    USA TODAY Classifieds.
  2. Possible pitfalls in motherless paternity analysis with related putative fathers.
    von Wurmb-Schwark N, Mályusz V, Simeoni E, Lignitz E, Poetsch M. Published Online 06 Sep 2005.
  3. Fathers pass on four times as many new genetic mutations as mothers – study.
    Ian Sample. Guardian News & Media. 20 Sep 2017.
  4. Informatics-based, highly accurate, noninvasive prenatal paternity testing.
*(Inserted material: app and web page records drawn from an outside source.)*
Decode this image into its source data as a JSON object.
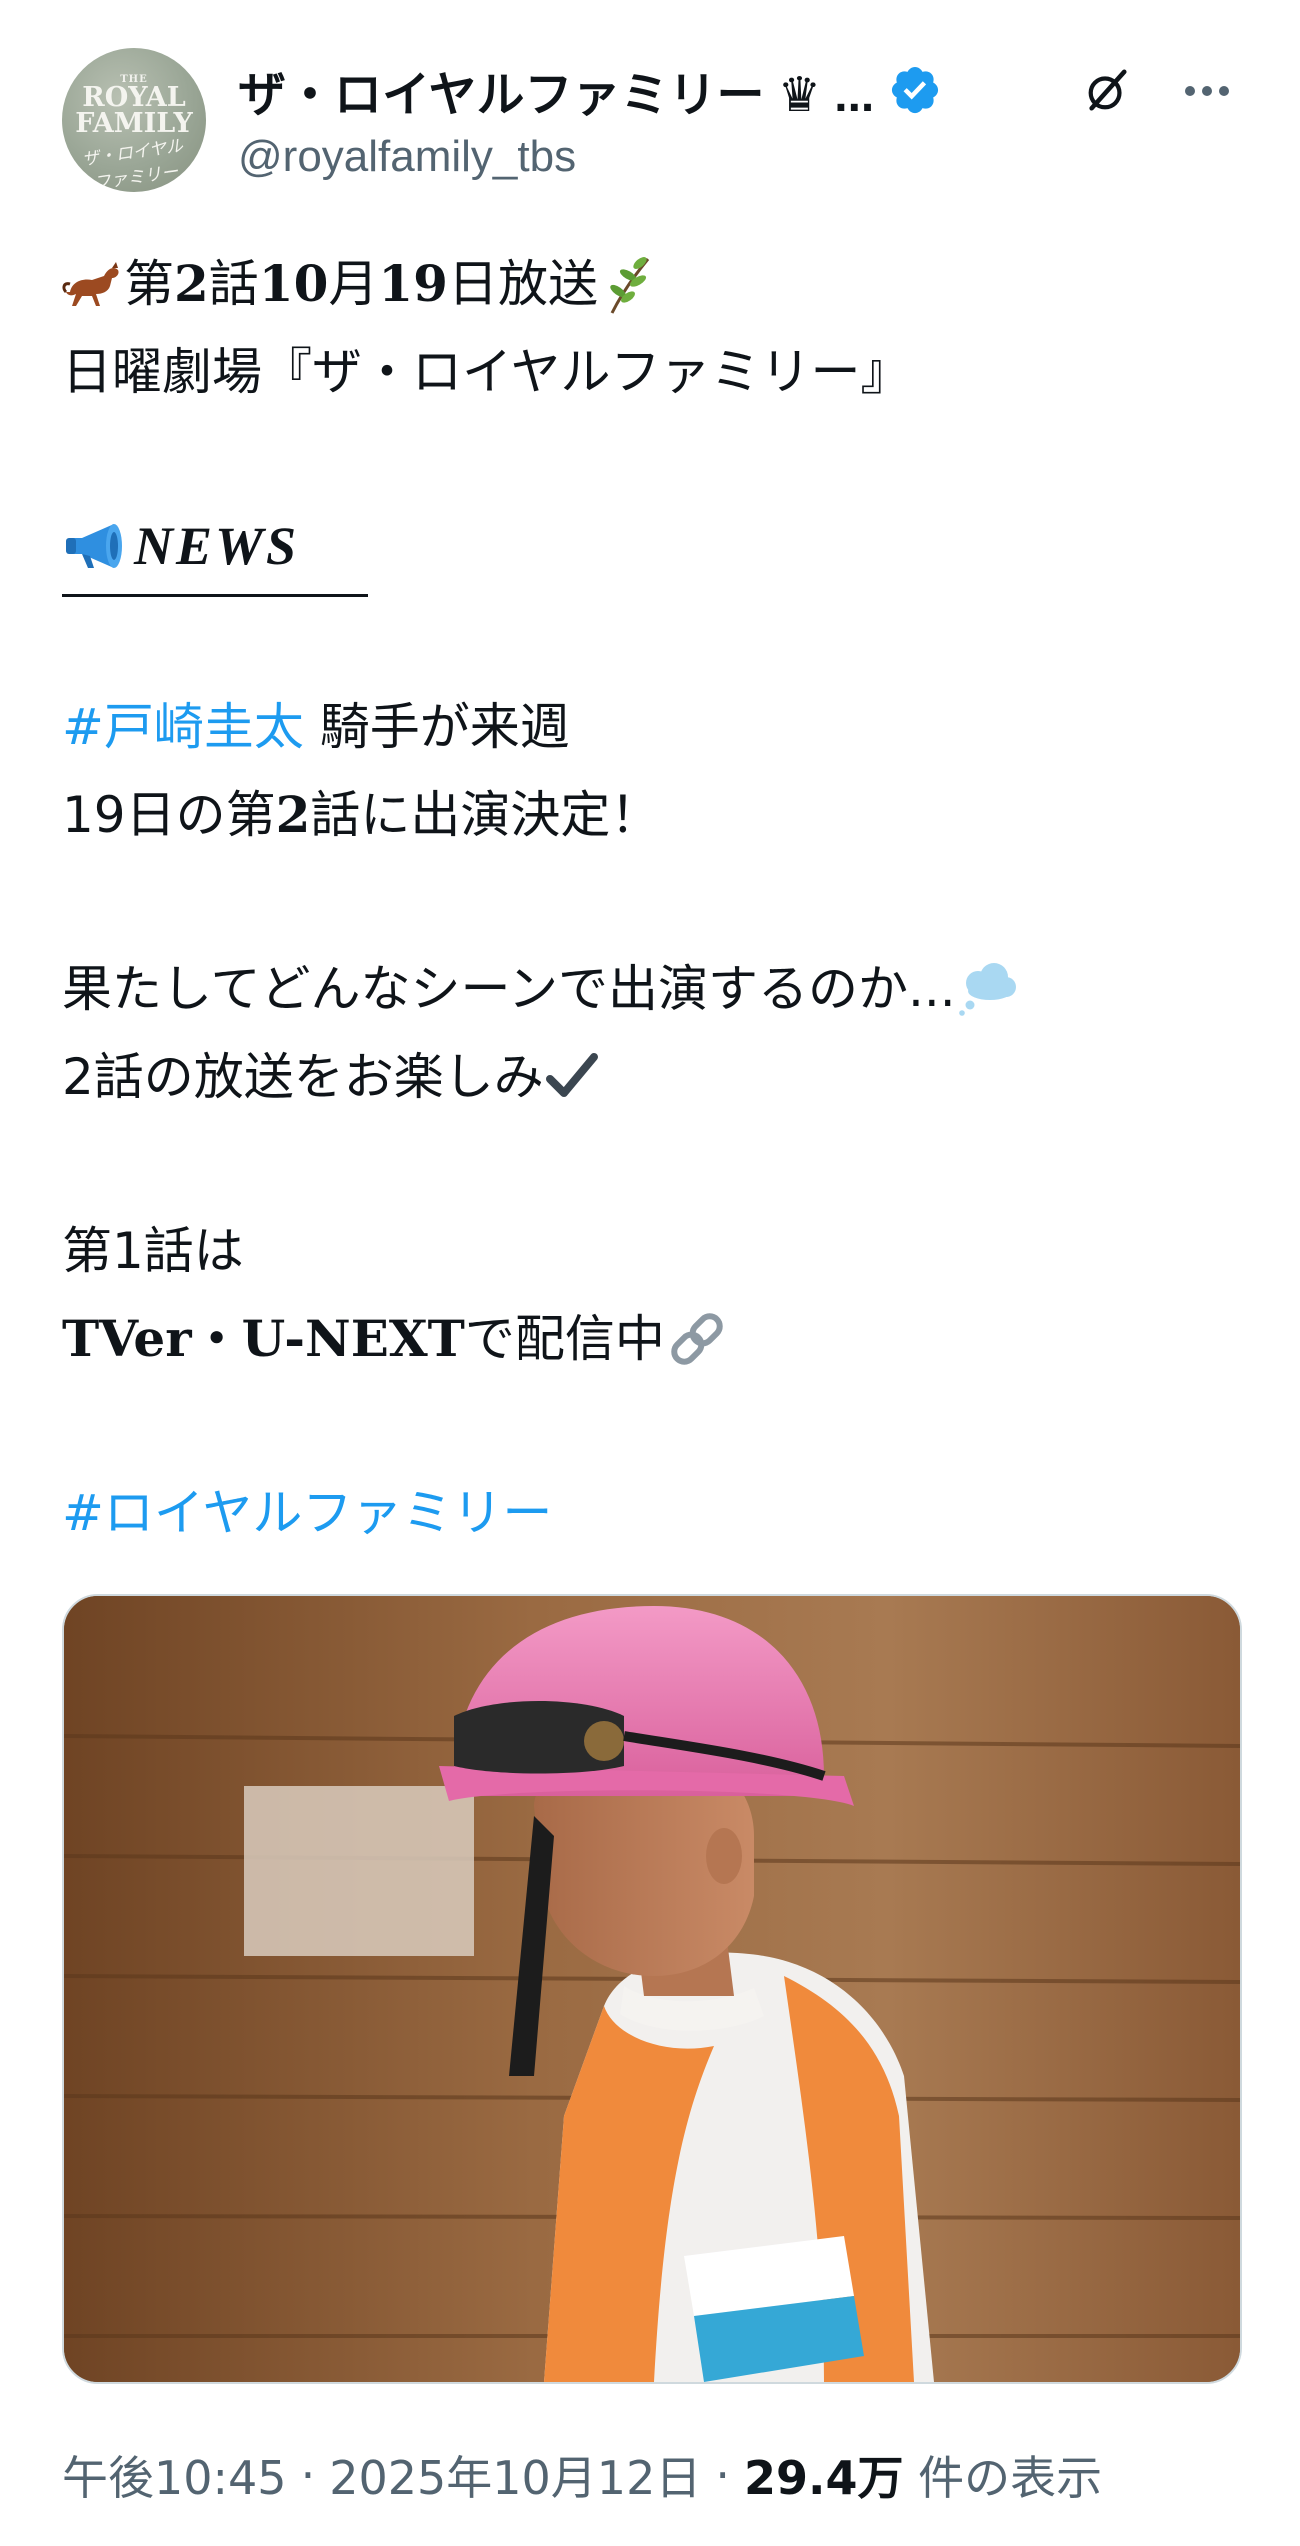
{
  "author": {
    "avatar_text": {
      "the": "THE",
      "royal": "ROYAL",
      "family": "FAMILY",
      "script": "ザ・ロイヤルファミリー"
    },
    "display_name": "ザ・ロイヤルファミリー ♛ ...",
    "handle": "@royalfamily_tbs",
    "verified_icon": "verified-badge-icon",
    "verified_color": "#1d9bf0"
  },
  "actions": {
    "grok_icon": "grok-icon",
    "more_icon": "more-dots-icon"
  },
  "tweet": {
    "line1_prefix_emoji": "horse-emoji",
    "line1_a": "第",
    "line1_b": "2",
    "line1_c": "話",
    "line1_d": "10",
    "line1_e": "月",
    "line1_f": "19",
    "line1_g": "日放送",
    "line1_suffix_emoji": "herb-emoji",
    "line2": "日曜劇場『ザ・ロイヤルファミリー』",
    "news_emoji": "megaphone-emoji",
    "news_word": "NEWS",
    "hashtag1": "#戸崎圭太",
    "line5_rest": " 騎手が来週",
    "line6_a": "19日の第",
    "line6_b": "2",
    "line6_c": "話に出演決定！",
    "line8": "果たしてどんなシーンで出演するのか...",
    "line8_emoji": "thought-balloon-emoji",
    "line9": "2話の放送をお楽しみ",
    "line9_emoji": "check-mark-icon",
    "line11": "第1話は",
    "line12_a": "TVer・U-NEXT",
    "line12_b": "で配信中",
    "line12_emoji": "link-icon",
    "hashtag2": "#ロイヤルファミリー"
  },
  "media": {
    "description_icon": "jockey-photo",
    "colors": {
      "wall": "#8a5a33",
      "helmet": "#e67ab0",
      "silks_orange": "#f08a3c",
      "silks_blue": "#35a8d6"
    }
  },
  "meta": {
    "time": "午後10:45",
    "sep1": "·",
    "date": "2025年10月12日",
    "sep2": "·",
    "views_count": "29.4万",
    "views_label": " 件の表示"
  }
}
Genetics in medicine : official journal of the American College of Medical Genetics, 15(6), 473–477.
    Ryan, A., Baner, J., Demko, Z., Hill, M., Sigurjonsson, S., Baird, M. L., & Rabinowitz, M. 2013.
  5. Direct-to-Consumer Genetic Tests.
    FEDERAL TRADE COMMISSION / Consumer Information.